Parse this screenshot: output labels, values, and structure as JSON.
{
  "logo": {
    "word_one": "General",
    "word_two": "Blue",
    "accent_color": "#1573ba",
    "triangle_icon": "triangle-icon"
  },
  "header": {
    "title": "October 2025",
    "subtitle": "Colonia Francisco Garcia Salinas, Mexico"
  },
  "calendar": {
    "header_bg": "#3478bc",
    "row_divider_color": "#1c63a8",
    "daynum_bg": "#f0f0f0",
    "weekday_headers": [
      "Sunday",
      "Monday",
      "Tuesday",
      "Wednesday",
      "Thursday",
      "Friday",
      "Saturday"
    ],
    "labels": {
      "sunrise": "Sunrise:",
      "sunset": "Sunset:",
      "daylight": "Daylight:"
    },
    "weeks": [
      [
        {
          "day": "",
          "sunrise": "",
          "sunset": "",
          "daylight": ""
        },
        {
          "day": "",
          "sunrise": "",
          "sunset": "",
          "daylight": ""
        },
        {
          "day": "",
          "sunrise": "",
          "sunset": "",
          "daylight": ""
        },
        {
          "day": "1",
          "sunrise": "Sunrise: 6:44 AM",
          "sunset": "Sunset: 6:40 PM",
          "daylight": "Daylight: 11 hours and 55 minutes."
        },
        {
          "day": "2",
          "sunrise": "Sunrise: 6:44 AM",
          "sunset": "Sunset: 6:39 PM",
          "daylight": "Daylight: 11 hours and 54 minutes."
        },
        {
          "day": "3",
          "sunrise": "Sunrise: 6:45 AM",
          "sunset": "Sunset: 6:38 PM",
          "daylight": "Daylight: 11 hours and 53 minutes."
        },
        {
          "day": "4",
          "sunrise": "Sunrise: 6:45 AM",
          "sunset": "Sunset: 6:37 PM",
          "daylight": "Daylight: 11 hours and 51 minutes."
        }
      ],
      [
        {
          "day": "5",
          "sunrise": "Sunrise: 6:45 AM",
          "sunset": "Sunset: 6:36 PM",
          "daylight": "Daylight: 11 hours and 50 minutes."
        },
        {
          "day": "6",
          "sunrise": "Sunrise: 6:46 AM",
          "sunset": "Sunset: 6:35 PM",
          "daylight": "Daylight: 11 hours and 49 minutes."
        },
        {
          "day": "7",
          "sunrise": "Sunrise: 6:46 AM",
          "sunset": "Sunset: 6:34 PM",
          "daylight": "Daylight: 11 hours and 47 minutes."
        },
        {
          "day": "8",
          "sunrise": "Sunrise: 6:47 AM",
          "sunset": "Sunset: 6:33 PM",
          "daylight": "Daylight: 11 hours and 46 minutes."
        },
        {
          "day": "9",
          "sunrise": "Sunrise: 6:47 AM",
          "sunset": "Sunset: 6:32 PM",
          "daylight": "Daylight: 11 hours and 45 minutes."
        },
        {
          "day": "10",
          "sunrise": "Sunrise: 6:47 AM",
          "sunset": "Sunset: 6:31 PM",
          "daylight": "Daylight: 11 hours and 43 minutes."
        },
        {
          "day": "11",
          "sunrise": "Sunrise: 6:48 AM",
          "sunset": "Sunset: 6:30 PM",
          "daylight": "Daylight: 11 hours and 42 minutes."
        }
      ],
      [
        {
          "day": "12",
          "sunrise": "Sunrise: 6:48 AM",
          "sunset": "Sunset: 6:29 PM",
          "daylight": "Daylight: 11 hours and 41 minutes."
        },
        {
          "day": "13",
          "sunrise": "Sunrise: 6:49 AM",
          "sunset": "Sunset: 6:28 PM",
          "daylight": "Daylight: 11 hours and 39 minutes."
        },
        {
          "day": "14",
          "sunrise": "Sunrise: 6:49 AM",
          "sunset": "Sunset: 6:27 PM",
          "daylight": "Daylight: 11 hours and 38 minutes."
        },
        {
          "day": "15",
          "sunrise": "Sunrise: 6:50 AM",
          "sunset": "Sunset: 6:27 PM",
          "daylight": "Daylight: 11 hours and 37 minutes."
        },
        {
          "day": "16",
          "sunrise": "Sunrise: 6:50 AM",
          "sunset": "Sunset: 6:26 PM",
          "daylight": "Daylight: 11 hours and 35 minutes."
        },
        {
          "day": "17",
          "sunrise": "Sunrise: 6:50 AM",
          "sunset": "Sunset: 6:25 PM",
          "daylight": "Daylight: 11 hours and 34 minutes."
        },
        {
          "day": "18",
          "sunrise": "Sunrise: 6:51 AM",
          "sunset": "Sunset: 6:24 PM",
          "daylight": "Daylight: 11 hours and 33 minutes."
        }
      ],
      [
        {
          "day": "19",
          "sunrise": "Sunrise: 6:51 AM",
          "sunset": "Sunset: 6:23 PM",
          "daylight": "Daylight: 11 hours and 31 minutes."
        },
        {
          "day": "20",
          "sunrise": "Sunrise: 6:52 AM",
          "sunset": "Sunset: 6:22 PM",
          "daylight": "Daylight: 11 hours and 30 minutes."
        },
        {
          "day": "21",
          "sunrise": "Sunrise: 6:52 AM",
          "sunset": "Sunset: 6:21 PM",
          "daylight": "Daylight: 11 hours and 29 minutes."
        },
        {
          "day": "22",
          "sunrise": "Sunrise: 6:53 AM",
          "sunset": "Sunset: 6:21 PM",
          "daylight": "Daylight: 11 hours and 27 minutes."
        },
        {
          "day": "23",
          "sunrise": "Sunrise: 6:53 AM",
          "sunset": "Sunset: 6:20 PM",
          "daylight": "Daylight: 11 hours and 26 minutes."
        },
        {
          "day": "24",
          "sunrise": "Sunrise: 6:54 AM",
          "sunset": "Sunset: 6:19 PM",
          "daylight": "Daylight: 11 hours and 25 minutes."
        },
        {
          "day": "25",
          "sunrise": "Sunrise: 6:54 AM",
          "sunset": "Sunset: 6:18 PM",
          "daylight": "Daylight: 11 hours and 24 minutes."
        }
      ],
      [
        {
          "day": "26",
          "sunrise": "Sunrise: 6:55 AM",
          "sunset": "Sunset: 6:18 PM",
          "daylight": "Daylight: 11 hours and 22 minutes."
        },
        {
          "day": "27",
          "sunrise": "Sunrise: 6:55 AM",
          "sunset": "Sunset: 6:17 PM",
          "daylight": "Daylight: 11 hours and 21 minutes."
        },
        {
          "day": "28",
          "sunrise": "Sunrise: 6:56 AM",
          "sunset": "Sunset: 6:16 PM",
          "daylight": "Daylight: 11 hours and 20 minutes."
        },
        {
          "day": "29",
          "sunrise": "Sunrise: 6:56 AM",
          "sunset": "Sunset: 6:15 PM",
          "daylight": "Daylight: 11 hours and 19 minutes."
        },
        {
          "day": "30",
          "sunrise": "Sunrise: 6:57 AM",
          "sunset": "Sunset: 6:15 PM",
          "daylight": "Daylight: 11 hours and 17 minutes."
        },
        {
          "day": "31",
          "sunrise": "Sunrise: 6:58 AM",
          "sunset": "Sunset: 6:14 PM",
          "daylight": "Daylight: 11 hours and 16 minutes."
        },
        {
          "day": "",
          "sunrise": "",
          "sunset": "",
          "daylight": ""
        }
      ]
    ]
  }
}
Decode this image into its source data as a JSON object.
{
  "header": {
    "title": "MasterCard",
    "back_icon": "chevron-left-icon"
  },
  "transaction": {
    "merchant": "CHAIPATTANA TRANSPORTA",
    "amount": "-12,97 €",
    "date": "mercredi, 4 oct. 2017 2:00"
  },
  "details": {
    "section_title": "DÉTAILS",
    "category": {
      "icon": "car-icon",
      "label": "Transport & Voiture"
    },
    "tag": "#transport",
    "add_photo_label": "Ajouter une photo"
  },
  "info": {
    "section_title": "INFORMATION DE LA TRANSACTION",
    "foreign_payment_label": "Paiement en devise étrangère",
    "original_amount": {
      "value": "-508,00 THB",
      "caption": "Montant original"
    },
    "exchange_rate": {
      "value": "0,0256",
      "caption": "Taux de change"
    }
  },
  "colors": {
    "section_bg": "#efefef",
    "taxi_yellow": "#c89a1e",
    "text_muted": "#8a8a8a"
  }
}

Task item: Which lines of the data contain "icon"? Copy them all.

The completed task:
    "triangle_icon": "triangle-icon"
    "back_icon": "chevron-left-icon"
      "icon": "car-icon",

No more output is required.